It's really hard to approach this topic in any kind of novel way. At this point, it's hard to bring round people who have made their minds up that feminism threatens to ruin their entertainment; to convince them that it's troubling to have games openly revel in dismembering decomposing women in bikinis. Yet I don't believe in censorship, either. Personally, I push this sort of thing into the same category in my brain as boob mugs (which I respect more for at least cutting to the chase and showing actual nudity). I'm not sure why someone would want a headless, bloody, dismembered corpse of a woman's upper torso, with grotesquely fake boobs obscured by a sadly implicated union jack proudly displayed on their mantle, but they're not a person I can imagine seeing eye-to-eye with on many things.

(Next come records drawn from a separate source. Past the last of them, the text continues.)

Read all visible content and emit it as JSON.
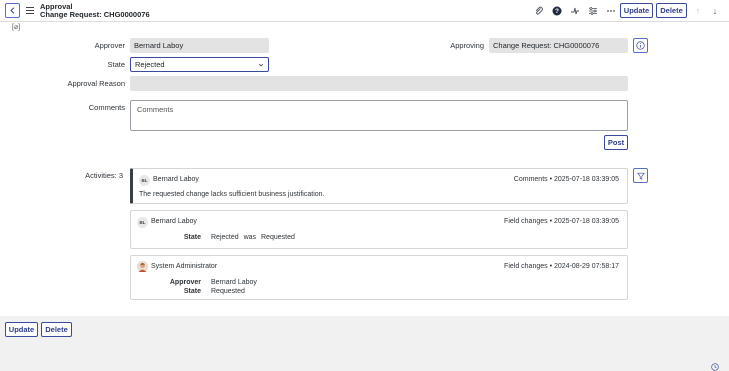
{
  "header": {
    "title": "Approval",
    "subtitle": "Change Request: CHG0000076",
    "update_label": "Update",
    "delete_label": "Delete"
  },
  "attachments_marker": "[⌀]",
  "form": {
    "approver_label": "Approver",
    "approver_value": "Bernard Laboy",
    "approving_label": "Approving",
    "approving_value": "Change Request: CHG0000076",
    "state_label": "State",
    "state_value": "Rejected",
    "approval_reason_label": "Approval Reason",
    "approval_reason_value": "",
    "comments_label": "Comments",
    "comments_placeholder": "Comments",
    "post_label": "Post"
  },
  "activities": {
    "label": "Activities: 3",
    "items": [
      {
        "initials": "BL",
        "author": "Bernard Laboy",
        "type": "Comments",
        "timestamp": "2025-07-18 03:39:05",
        "text": "The requested change lacks sufficient business justification."
      },
      {
        "initials": "BL",
        "author": "Bernard Laboy",
        "type": "Field changes",
        "timestamp": "2025-07-18 03:39:05",
        "changes": [
          {
            "field": "State",
            "new": "Rejected",
            "was": "was",
            "old": "Requested"
          }
        ]
      },
      {
        "initials": "",
        "author": "System Administrator",
        "type": "Field changes",
        "timestamp": "2024-08-29 07:58:17",
        "changes": [
          {
            "field": "Approver",
            "new": "Bernard Laboy"
          },
          {
            "field": "State",
            "new": "Requested"
          }
        ]
      }
    ]
  },
  "footer": {
    "update_label": "Update",
    "delete_label": "Delete"
  },
  "colors": {
    "accent": "#3a4a9c",
    "header_bg": "#ffffff",
    "field_bg": "#e3e3e3"
  }
}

I honestly believe you can have sexiness and violence in games, even at the same time, if that's what you want. I can't think of a great example of a game that has done this particularly well (no doubt there is one), but there are many examples in film. For instance, Quentin Tarantino has made plenty of movies over the years that feature sexy women in violent situations. Even women getting dismembered (Kill Bill Volume 1, Death Proof), and yet it's never felt sexist or misogynist to me. I walk away from the theater generally thinking of those women as role models, not victims.

I think it's on us, game developers, to prevent controversies like this one. I'm a game programmer and I would be pretty bummed if I was working on what was essentially a game equivalent of a boob mug. You're appealing to the lowest, most vulgar aspects of your audience at a time when games are widely criticized for being juvenile, senseless, and immature, only to then complain that the medium is not being taken seriously as an art form. We should strive to treat our medium with the respect it deserves.

Follow Anna's work at Double Fine Productions and on Twitter.